■ **YOUR INSTRUCTIONS**
Only the lines of the data holding the string "Ctrl" need to be returned.

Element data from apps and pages
--------------------------------

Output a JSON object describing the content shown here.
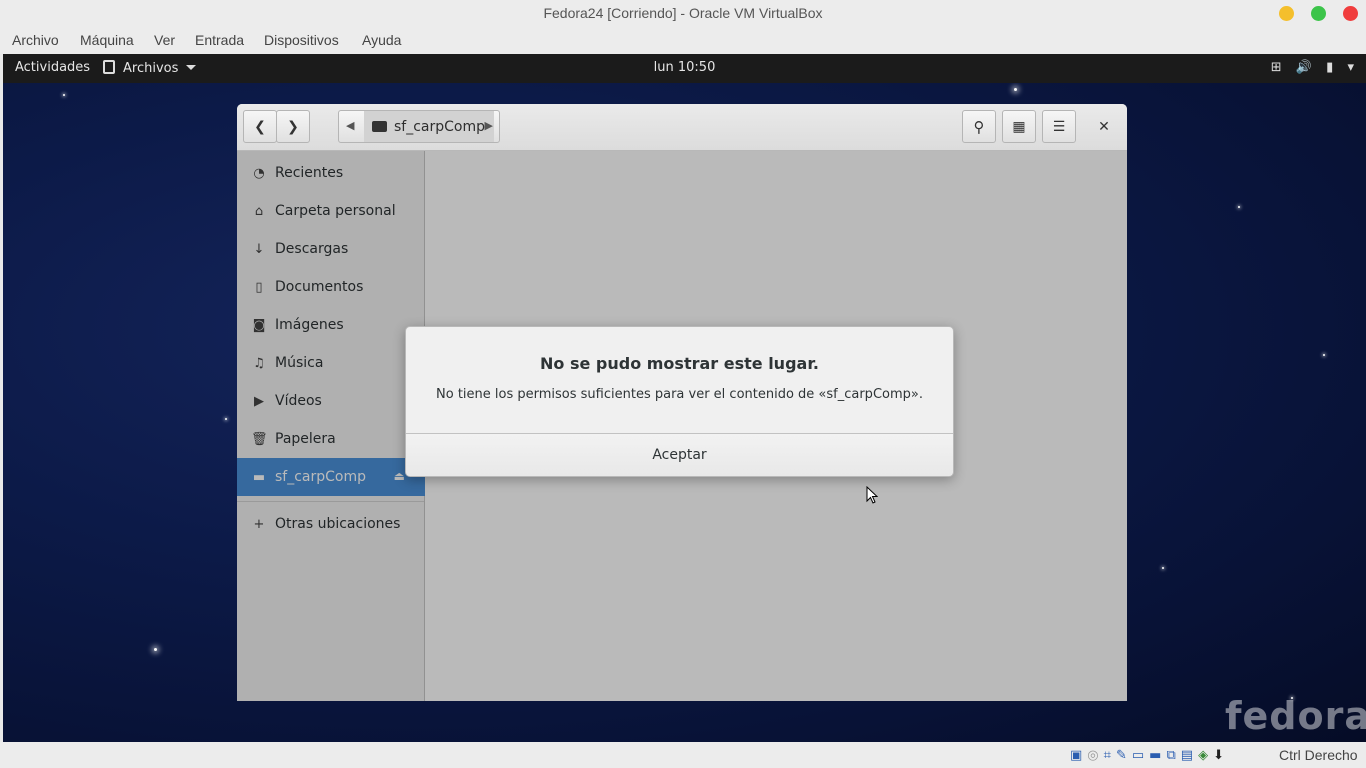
{
  "host": {
    "title": "Fedora24 [Corriendo] - Oracle VM VirtualBox",
    "menu": [
      "Archivo",
      "Máquina",
      "Ver",
      "Entrada",
      "Dispositivos",
      "Ayuda"
    ],
    "status_label": "Ctrl Derecho",
    "status_icons": [
      "hdd-icon",
      "optical-icon",
      "usb-icon",
      "pen-icon",
      "shared-folder-icon",
      "display-icon",
      "capture-icon",
      "chip-icon",
      "network-icon",
      "keyboard-icon"
    ]
  },
  "gnome": {
    "activities": "Actividades",
    "app_menu": "Archivos",
    "clock": "lun 10:50",
    "status_icons": [
      "network-icon",
      "volume-icon",
      "battery-icon",
      "dropdown-icon"
    ]
  },
  "nautilus": {
    "path_segment": "sf_carpComp",
    "sidebar": [
      {
        "label": "Recientes",
        "icon": "clock-icon"
      },
      {
        "label": "Carpeta personal",
        "icon": "home-icon"
      },
      {
        "label": "Descargas",
        "icon": "download-icon"
      },
      {
        "label": "Documentos",
        "icon": "document-icon"
      },
      {
        "label": "Imágenes",
        "icon": "camera-icon"
      },
      {
        "label": "Música",
        "icon": "music-icon"
      },
      {
        "label": "Vídeos",
        "icon": "video-icon"
      },
      {
        "label": "Papelera",
        "icon": "trash-icon"
      },
      {
        "label": "sf_carpComp",
        "icon": "drive-icon",
        "active": true
      },
      {
        "label": "Otras ubicaciones",
        "icon": "plus-icon"
      }
    ]
  },
  "dialog": {
    "title": "No se pudo mostrar este lugar.",
    "message": "No tiene los permisos suficientes para ver el contenido de «sf_carpComp».",
    "button": "Aceptar"
  },
  "wallpaper_logo": "fedora"
}
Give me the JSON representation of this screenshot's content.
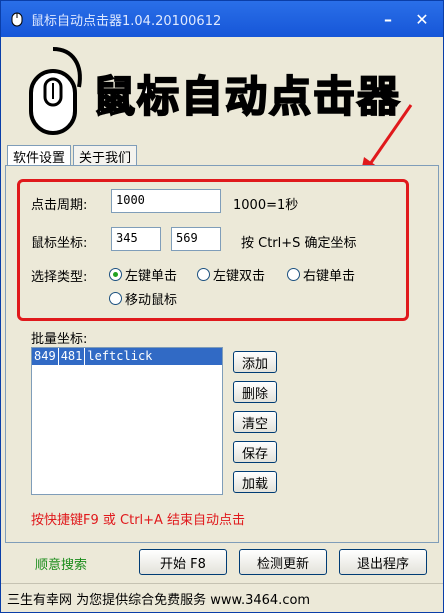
{
  "window": {
    "title": "鼠标自动点击器1.04.20100612",
    "minimize_glyph": "–",
    "close_glyph": "✕"
  },
  "header": {
    "logo_text": "鼠标自动点击器"
  },
  "tabs": [
    {
      "label": "软件设置",
      "active": true
    },
    {
      "label": "关于我们",
      "active": false
    }
  ],
  "settings": {
    "interval_label": "点击周期:",
    "interval_value": "1000",
    "interval_note": "1000=1秒",
    "coord_label": "鼠标坐标:",
    "coord_x": "345",
    "coord_y": "569",
    "coord_hint": "按 Ctrl+S  确定坐标",
    "type_label": "选择类型:",
    "types": [
      {
        "label": "左键单击",
        "selected": true
      },
      {
        "label": "左键双击",
        "selected": false
      },
      {
        "label": "右键单击",
        "selected": false
      },
      {
        "label": "移动鼠标",
        "selected": false
      }
    ]
  },
  "batch": {
    "label": "批量坐标:",
    "rows": [
      {
        "x": "849",
        "y": "481",
        "action": "leftclick"
      }
    ],
    "buttons": {
      "add": "添加",
      "delete": "删除",
      "clear": "清空",
      "save": "保存",
      "load": "加载"
    }
  },
  "hotkey_notice": "按快捷键F9 或 Ctrl+A 结束自动点击",
  "footer": {
    "link": "顺意搜索",
    "start": "开始 F8",
    "check_update": "检测更新",
    "exit": "退出程序"
  },
  "status_text": "三生有幸网 为您提供综合免费服务 www.3464.com",
  "colors": {
    "title_bar": "#1656d8",
    "highlight": "#e0191c",
    "selection": "#316ac5",
    "link": "#1a8c1a"
  }
}
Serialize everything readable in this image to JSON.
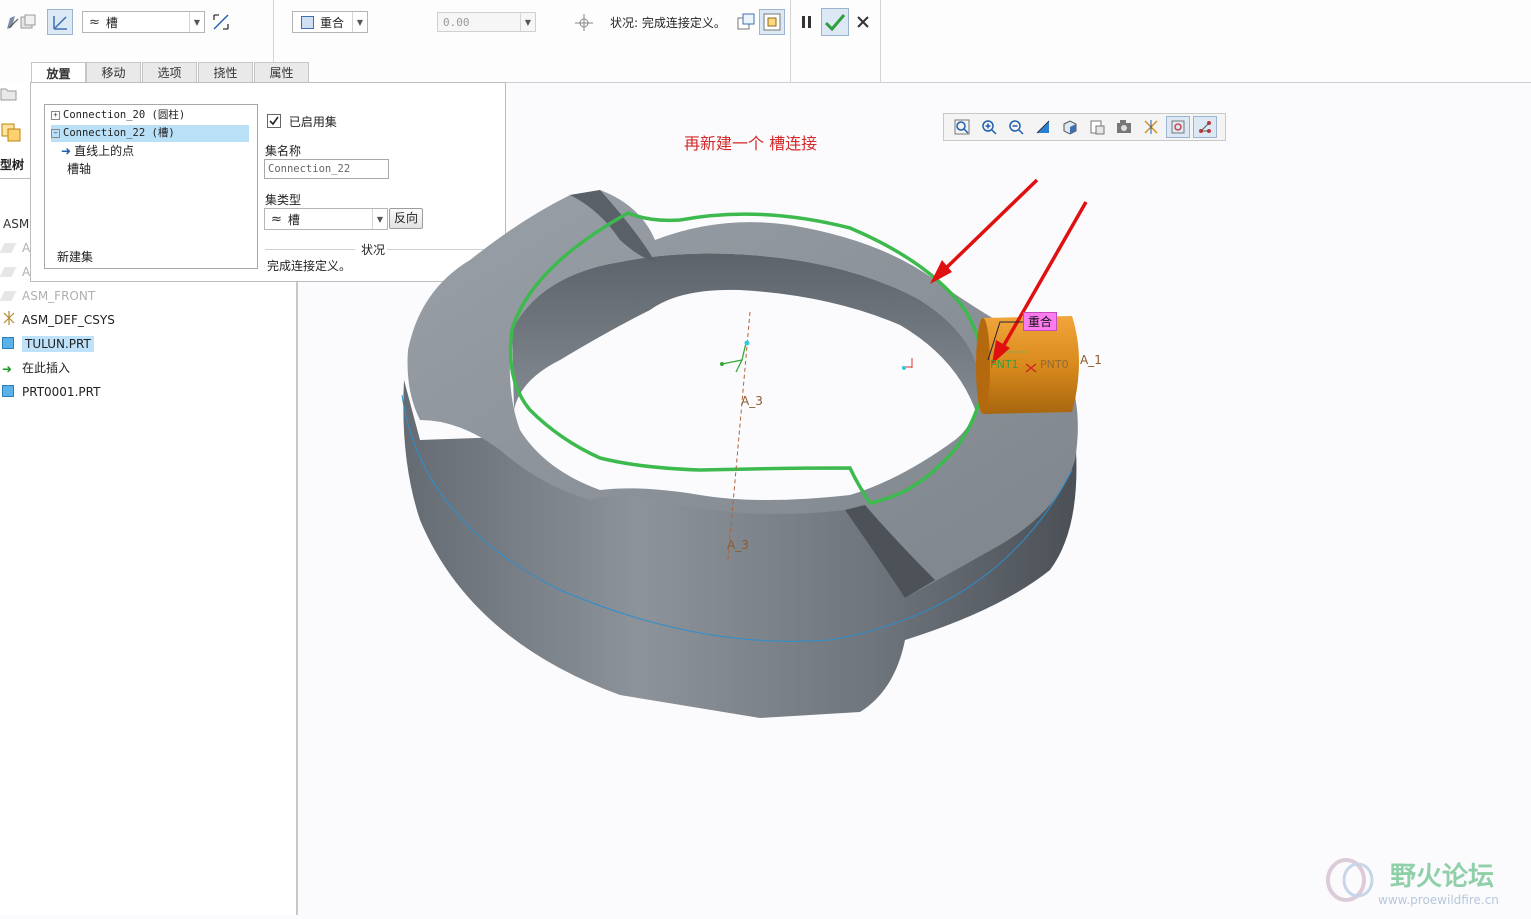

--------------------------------

■ **TASK OUTPUT**
    "status_label": "Ctrl Derecho",
    "coord_hint": "按 Ctrl+S  确定坐标",
  "hotkey_notice": "按快捷键F9 或 Ctrl+A 结束自动点击",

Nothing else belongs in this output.